For the listing below, give the number of lines that include "counter" and add nothing to it.

**DATASET RECORDS:**
——————————

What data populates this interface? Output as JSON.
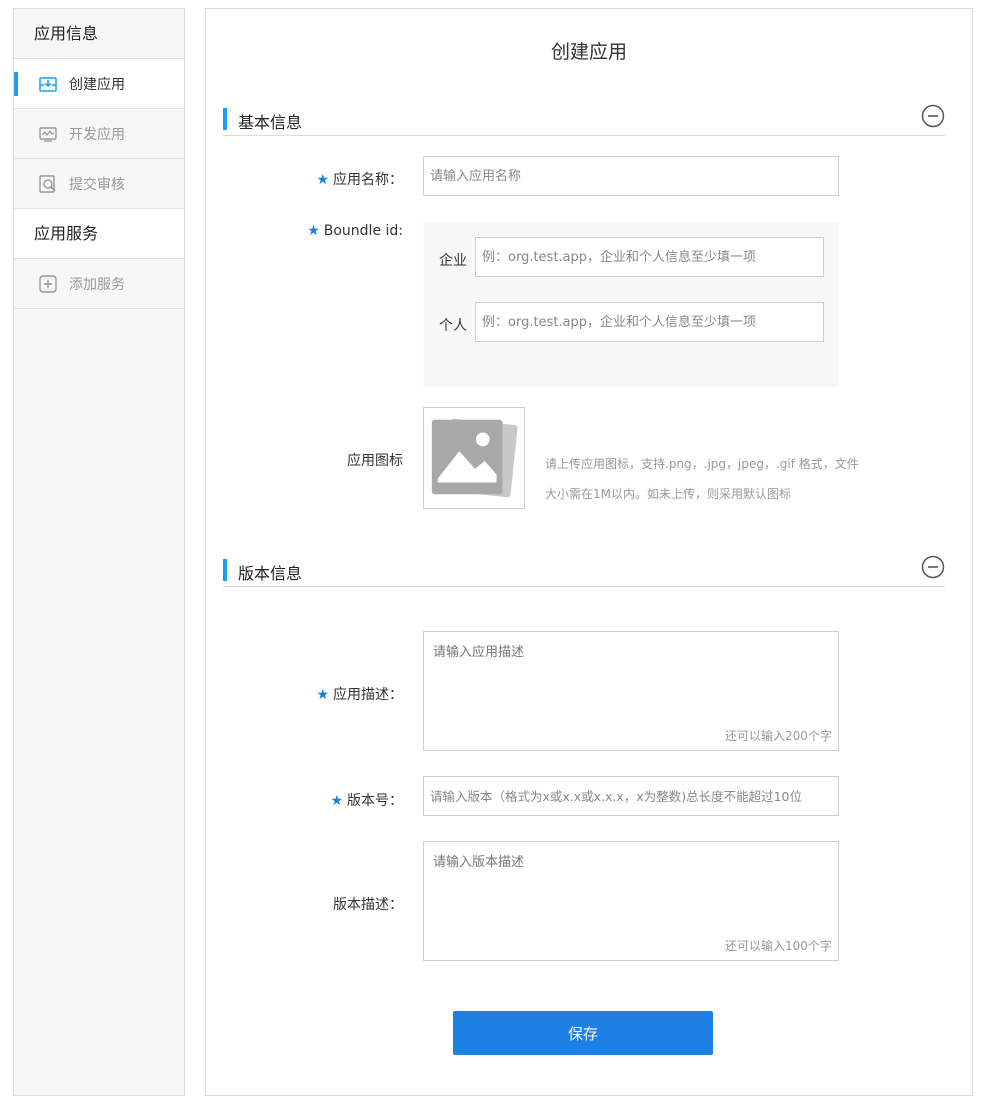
{
  "sidebar": {
    "group_app_info": "应用信息",
    "items": [
      {
        "label": "创建应用",
        "icon": "create-app-icon",
        "active": true
      },
      {
        "label": "开发应用",
        "icon": "develop-app-icon",
        "active": false
      },
      {
        "label": "提交审核",
        "icon": "submit-review-icon",
        "active": false
      }
    ],
    "group_app_service": "应用服务",
    "service_items": [
      {
        "label": "添加服务",
        "icon": "add-service-icon",
        "active": false
      }
    ]
  },
  "main": {
    "title": "创建应用",
    "basic_section": {
      "title": "基本信息",
      "app_name": {
        "label": "应用名称：",
        "placeholder": "请输入应用名称"
      },
      "bundle_id": {
        "label": "Boundle id:",
        "enterprise_label": "企业",
        "enterprise_placeholder": "例：org.test.app，企业和个人信息至少填一项",
        "personal_label": "个人",
        "personal_placeholder": "例：org.test.app，企业和个人信息至少填一项"
      },
      "app_icon": {
        "label": "应用图标",
        "hint_line1": "请上传应用图标，支持.png，.jpg，jpeg，.gif 格式，文件",
        "hint_line2": "大小需在1M以内。如未上传，则采用默认图标"
      }
    },
    "version_section": {
      "title": "版本信息",
      "app_desc": {
        "label": "应用描述：",
        "placeholder": "请输入应用描述",
        "counter": "还可以输入200个字"
      },
      "version_no": {
        "label": "版本号：",
        "placeholder": "请输入版本（格式为x或x.x或x.x.x，x为整数)总长度不能超过10位"
      },
      "version_desc": {
        "label": "版本描述：",
        "placeholder": "请输入版本描述",
        "counter": "还可以输入100个字"
      }
    },
    "save_label": "保存"
  },
  "colors": {
    "accent": "#1a9ff0",
    "button": "#1f80e3",
    "required_star": "#1a7fd8"
  }
}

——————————

**RESPONSE TO THIS EXERCISE:** 2